Becer­ra filed suit seek­ing a cease and desist order, and the Repub­li­cans are fight­ing the case. They removed the “Offi­cial” label, but they insist the box­es oth­er­wise com­ply with the law. As I write this, thou­sands of bal­lots are sus­pend­ed in legal lim­bo inside those boxes.

Worse yet, a cre­ative soul invent­ed a new vot­er sup­pres­sion tech­nique based on the design of the real Cal­i­for­nia drop box­es. The state con­struct­ed them with heavy met­al so no one could pen­e­trate them and tam­per with the bal­lots. Know­ing that, an arson­ist in Bald­win Park jammed burn­ing paper through the bal­lot slot. While smoke belched from the mouth of the box, cit­i­zens on the scene couldn’t break into it to res­cue its con­tents. By the time the fire depart­ment cut it open with a met­al saw, more than a hun­dred bal­lots had burned to a crisp. Elec­tion offi­cials are try­ing to fig­ure out how to iden­ti­fy the vot­ers and give them replace­ment bal­lots. Good luck with that.

Jack­ie Lacey and George Gascon

Even if I man­age to cast my bal­lot safe­ly, my vote won’t make much dif­fer­ence. Most of the con­tests are lop­sided; their out­comes fore­gone con­clu­sions. The only dogfight is the race for LA Coun­ty Dis­trict Attor­ney. The incum­bent, Jack­ie Lacey, is the first woman and first African Amer­i­can to serve in that posi­tion since its cre­ation in 1850. She’s run­ning on her two-term record. Her chal­lenger, George Gas­con, is a for­mer LAPD Assis­tant Chief and for­mer San Fran­cis­co Dis­trict Attor­ney, who sup­ports police reform and the elim­i­na­tion of cash bail.

BLM cell phone pho­to of David Lacey

Lacey looked like a shoo-in until she got cross­wise with Black Lives Mat­ter. Upset with some of her deci­sions not to pros­e­cute police offi­cers accused of racial vio­lence, forty BLM pro­test­ers gath­ered in front of her home before dawn on March 2 and shout­ed for her to come out­side. When she didn’t respond, three of their lead­ers went to the front door and rang the door­bell.

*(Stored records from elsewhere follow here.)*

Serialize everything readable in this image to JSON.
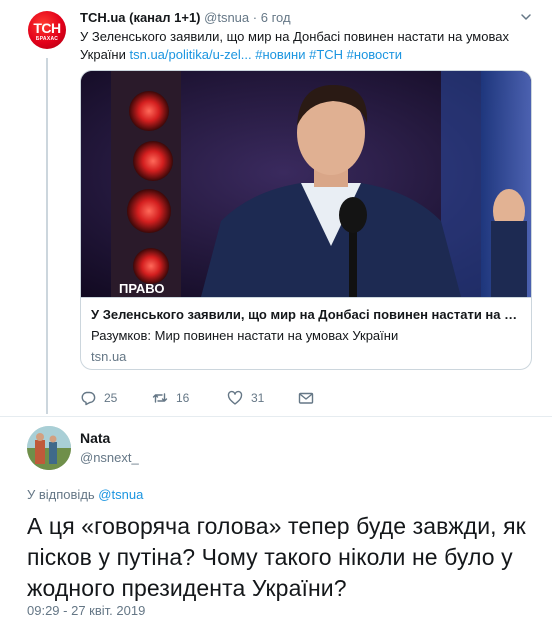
{
  "parent_tweet": {
    "avatar_icon": "tsn-logo-avatar",
    "avatar_text": "ТСН",
    "avatar_subtext": "БРАХАС",
    "display_name": "ТСН.ua (канал 1+1)",
    "handle": "@tsnua",
    "separator": "·",
    "time": "6 год",
    "text_main": "У Зеленського заявили, що мир на Донбасі повинен настати на умовах України ",
    "text_link": "tsn.ua/politika/u-zel...",
    "text_hashtags": " #новини #ТСН #новости",
    "card": {
      "image_caption": "ПРАВО",
      "title": "У Зеленського заявили, що мир на Донбасі повинен настати на у...",
      "description": "Разумков: Мир повинен настати на умовах України",
      "domain": "tsn.ua"
    },
    "actions": {
      "reply_count": "25",
      "retweet_count": "16",
      "like_count": "31"
    }
  },
  "reply_tweet": {
    "display_name": "Nata",
    "handle": "@nsnext_",
    "replying_prefix": "У відповідь ",
    "replying_to": "@tsnua",
    "text": "А ця «говоряча голова» тепер буде завжди, як пісков у путіна? Чому такого ніколи не було у жодного президента України?",
    "timestamp": "09:29 - 27 квіт. 2019"
  },
  "colors": {
    "link": "#1b95e0",
    "secondary_text": "#657786",
    "border": "#ccd6dd",
    "tsn_red": "#e2001a"
  }
}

Lacey’s hus­band came to the door bran­dish­ing a gun. “I will shoot you,” he said. “Get off my porch.” Attor­ney Gen­er­al Becer­ra filed crim­i­nal mis­de­meanor charges against him, and BLM lead­ers filed a civ­il suit alleg­ing assault and inflic­tion of emo­tion­al dis­tress. The race is now a toss-up.

The 2020 pres­i­den­tial con­test presents anoth­er high volt­age Skin­ner Box. Trump says Biden is a crook who’s lost his mar­bles. Biden says Trump is a crook who nev­er had any mar­bles in the first place. The way things have gone so far in 2020, they’re both prob­a­bly right.

Bel­li­cose Brad

Mean­while, Brad Sher­man is coast­ing to reelec­tion in my dis­trict for his thir­teenth term. I’ve vot­ed against Bel­li­cose Brad four times since he beat up on old Howard. I’m vot­ing against him again this time but it won’t do any good. He seems des­tined to be my rep­re­sen­ta­tive in Wash­ing­ton until one of us dies. Noth­ing per­son­al, but I hope he kicks the buck­et first.

This morn­ing I marked, sealed, and signed my bal­lot, drove to the Cal­abasas City Hall drop box, looked around furtive­ly for arson­ists lurk­ing in the weeds, then shoved my vote through the slot.

I haven’t thrown up yet, but it’s not over. With the uncer­tain­ties of the process and both pres­i­den­tial cam­paigns gear­ing up for legal chal­lenges, I’ll be chug­ging Pep­to Bis­mol all the way to Inau­gu­ra­tion Day.

 

Post­script: Appar­ent­ly, I’m not alone. The Amer­i­can Psy­cho­log­i­cal Asso­ci­a­tion report­ed last week that 68% of Amer­i­can adults cur­rent­ly suf­fer from Elec­tion Stress Dis­or­der. Symp­toms include loss of sleep, sud­den irri­tabil­i­ty, and, of course, an upset stomach.